How to complete this task
Restate all of the material, keeping every line identical to the original.

Available data
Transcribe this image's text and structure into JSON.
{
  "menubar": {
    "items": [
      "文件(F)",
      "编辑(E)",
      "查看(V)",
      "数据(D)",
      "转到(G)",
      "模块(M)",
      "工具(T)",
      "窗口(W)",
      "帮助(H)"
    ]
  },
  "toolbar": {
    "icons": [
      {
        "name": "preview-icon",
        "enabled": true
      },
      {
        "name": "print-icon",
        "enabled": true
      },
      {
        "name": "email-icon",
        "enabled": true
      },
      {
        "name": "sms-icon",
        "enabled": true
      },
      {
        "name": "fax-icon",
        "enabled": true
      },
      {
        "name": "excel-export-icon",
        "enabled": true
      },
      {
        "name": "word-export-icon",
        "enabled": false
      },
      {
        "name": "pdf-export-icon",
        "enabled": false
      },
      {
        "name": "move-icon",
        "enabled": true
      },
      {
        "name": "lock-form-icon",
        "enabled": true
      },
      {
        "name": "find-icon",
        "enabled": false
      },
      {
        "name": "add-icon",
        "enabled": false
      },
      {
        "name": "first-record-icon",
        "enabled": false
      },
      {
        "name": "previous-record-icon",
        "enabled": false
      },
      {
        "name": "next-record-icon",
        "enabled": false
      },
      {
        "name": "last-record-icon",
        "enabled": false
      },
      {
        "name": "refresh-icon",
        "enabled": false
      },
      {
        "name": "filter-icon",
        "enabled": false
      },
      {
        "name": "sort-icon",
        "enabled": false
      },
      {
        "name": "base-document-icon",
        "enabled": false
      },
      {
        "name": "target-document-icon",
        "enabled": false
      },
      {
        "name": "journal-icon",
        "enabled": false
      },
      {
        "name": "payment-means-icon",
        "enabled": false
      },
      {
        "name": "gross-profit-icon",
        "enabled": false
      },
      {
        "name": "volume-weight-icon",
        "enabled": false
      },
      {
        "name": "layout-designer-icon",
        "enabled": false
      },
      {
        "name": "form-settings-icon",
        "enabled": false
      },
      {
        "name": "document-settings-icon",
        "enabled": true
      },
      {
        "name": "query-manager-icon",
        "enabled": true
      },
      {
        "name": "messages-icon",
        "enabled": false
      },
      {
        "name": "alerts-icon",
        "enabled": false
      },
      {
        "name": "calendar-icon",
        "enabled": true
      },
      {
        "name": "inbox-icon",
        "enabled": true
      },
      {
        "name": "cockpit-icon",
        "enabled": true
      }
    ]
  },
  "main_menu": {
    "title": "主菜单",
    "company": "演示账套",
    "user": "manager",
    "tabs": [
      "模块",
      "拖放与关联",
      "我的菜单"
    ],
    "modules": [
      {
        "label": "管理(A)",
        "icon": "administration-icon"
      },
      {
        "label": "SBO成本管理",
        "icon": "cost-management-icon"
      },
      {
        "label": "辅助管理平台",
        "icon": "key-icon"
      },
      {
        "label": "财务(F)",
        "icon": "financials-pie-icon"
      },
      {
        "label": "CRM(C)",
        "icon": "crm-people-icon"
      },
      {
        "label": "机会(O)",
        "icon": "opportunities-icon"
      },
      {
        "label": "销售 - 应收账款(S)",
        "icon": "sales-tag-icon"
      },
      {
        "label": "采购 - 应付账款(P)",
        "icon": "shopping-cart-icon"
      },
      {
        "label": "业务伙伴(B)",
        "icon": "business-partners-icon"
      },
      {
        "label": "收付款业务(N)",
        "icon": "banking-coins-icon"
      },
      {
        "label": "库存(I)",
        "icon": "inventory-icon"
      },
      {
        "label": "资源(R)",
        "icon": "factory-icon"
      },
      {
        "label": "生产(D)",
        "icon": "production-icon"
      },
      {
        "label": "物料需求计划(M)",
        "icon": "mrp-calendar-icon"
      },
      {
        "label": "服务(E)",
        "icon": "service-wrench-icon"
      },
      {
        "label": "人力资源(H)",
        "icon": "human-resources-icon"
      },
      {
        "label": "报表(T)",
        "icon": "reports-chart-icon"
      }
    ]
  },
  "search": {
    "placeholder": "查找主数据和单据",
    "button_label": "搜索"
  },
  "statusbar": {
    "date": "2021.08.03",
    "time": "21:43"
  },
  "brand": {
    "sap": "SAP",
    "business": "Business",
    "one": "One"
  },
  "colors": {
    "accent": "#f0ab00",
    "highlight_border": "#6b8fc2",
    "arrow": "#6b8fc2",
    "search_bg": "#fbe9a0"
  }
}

Result
Transcribe this image's text and structure into JSON.
{
  "menubar": {
    "items": [
      "文件(F)",
      "编辑(E)",
      "查看(V)",
      "数据(D)",
      "转到(G)",
      "模块(M)",
      "工具(T)",
      "窗口(W)",
      "帮助(H)"
    ]
  },
  "toolbar": {
    "icons": [
      {
        "name": "preview-icon",
        "enabled": true
      },
      {
        "name": "print-icon",
        "enabled": true
      },
      {
        "name": "email-icon",
        "enabled": true
      },
      {
        "name": "sms-icon",
        "enabled": true
      },
      {
        "name": "fax-icon",
        "enabled": true
      },
      {
        "name": "excel-export-icon",
        "enabled": true
      },
      {
        "name": "word-export-icon",
        "enabled": false
      },
      {
        "name": "pdf-export-icon",
        "enabled": false
      },
      {
        "name": "move-icon",
        "enabled": true
      },
      {
        "name": "lock-form-icon",
        "enabled": true
      },
      {
        "name": "find-icon",
        "enabled": false
      },
      {
        "name": "add-icon",
        "enabled": false
      },
      {
        "name": "first-record-icon",
        "enabled": false
      },
      {
        "name": "previous-record-icon",
        "enabled": false
      },
      {
        "name": "next-record-icon",
        "enabled": false
      },
      {
        "name": "last-record-icon",
        "enabled": false
      },
      {
        "name": "refresh-icon",
        "enabled": false
      },
      {
        "name": "filter-icon",
        "enabled": false
      },
      {
        "name": "sort-icon",
        "enabled": false
      },
      {
        "name": "base-document-icon",
        "enabled": false
      },
      {
        "name": "target-document-icon",
        "enabled": false
      },
      {
        "name": "journal-icon",
        "enabled": false
      },
      {
        "name": "payment-means-icon",
        "enabled": false
      },
      {
        "name": "gross-profit-icon",
        "enabled": false
      },
      {
        "name": "volume-weight-icon",
        "enabled": false
      },
      {
        "name": "layout-designer-icon",
        "enabled": false
      },
      {
        "name": "form-settings-icon",
        "enabled": false
      },
      {
        "name": "document-settings-icon",
        "enabled": true
      },
      {
        "name": "query-manager-icon",
        "enabled": true
      },
      {
        "name": "messages-icon",
        "enabled": false
      },
      {
        "name": "alerts-icon",
        "enabled": false
      },
      {
        "name": "calendar-icon",
        "enabled": true
      },
      {
        "name": "inbox-icon",
        "enabled": true
      },
      {
        "name": "cockpit-icon",
        "enabled": true
      }
    ]
  },
  "main_menu": {
    "title": "主菜单",
    "company": "演示账套",
    "user": "manager",
    "tabs": [
      "模块",
      "拖放与关联",
      "我的菜单"
    ],
    "modules": [
      {
        "label": "管理(A)",
        "icon": "administration-icon"
      },
      {
        "label": "SBO成本管理",
        "icon": "cost-management-icon"
      },
      {
        "label": "辅助管理平台",
        "icon": "key-icon"
      },
      {
        "label": "财务(F)",
        "icon": "financials-pie-icon"
      },
      {
        "label": "CRM(C)",
        "icon": "crm-people-icon"
      },
      {
        "label": "机会(O)",
        "icon": "opportunities-icon"
      },
      {
        "label": "销售 - 应收账款(S)",
        "icon": "sales-tag-icon"
      },
      {
        "label": "采购 - 应付账款(P)",
        "icon": "shopping-cart-icon"
      },
      {
        "label": "业务伙伴(B)",
        "icon": "business-partners-icon"
      },
      {
        "label": "收付款业务(N)",
        "icon": "banking-coins-icon"
      },
      {
        "label": "库存(I)",
        "icon": "inventory-icon"
      },
      {
        "label": "资源(R)",
        "icon": "factory-icon"
      },
      {
        "label": "生产(D)",
        "icon": "production-icon"
      },
      {
        "label": "物料需求计划(M)",
        "icon": "mrp-calendar-icon"
      },
      {
        "label": "服务(E)",
        "icon": "service-wrench-icon"
      },
      {
        "label": "人力资源(H)",
        "icon": "human-resources-icon"
      },
      {
        "label": "报表(T)",
        "icon": "reports-chart-icon"
      }
    ]
  },
  "search": {
    "placeholder": "查找主数据和单据",
    "button_label": "搜索"
  },
  "statusbar": {
    "date": "2021.08.03",
    "time": "21:43"
  },
  "brand": {
    "sap": "SAP",
    "business": "Business",
    "one": "One"
  },
  "colors": {
    "accent": "#f0ab00",
    "highlight_border": "#6b8fc2",
    "arrow": "#6b8fc2",
    "search_bg": "#fbe9a0"
  }
}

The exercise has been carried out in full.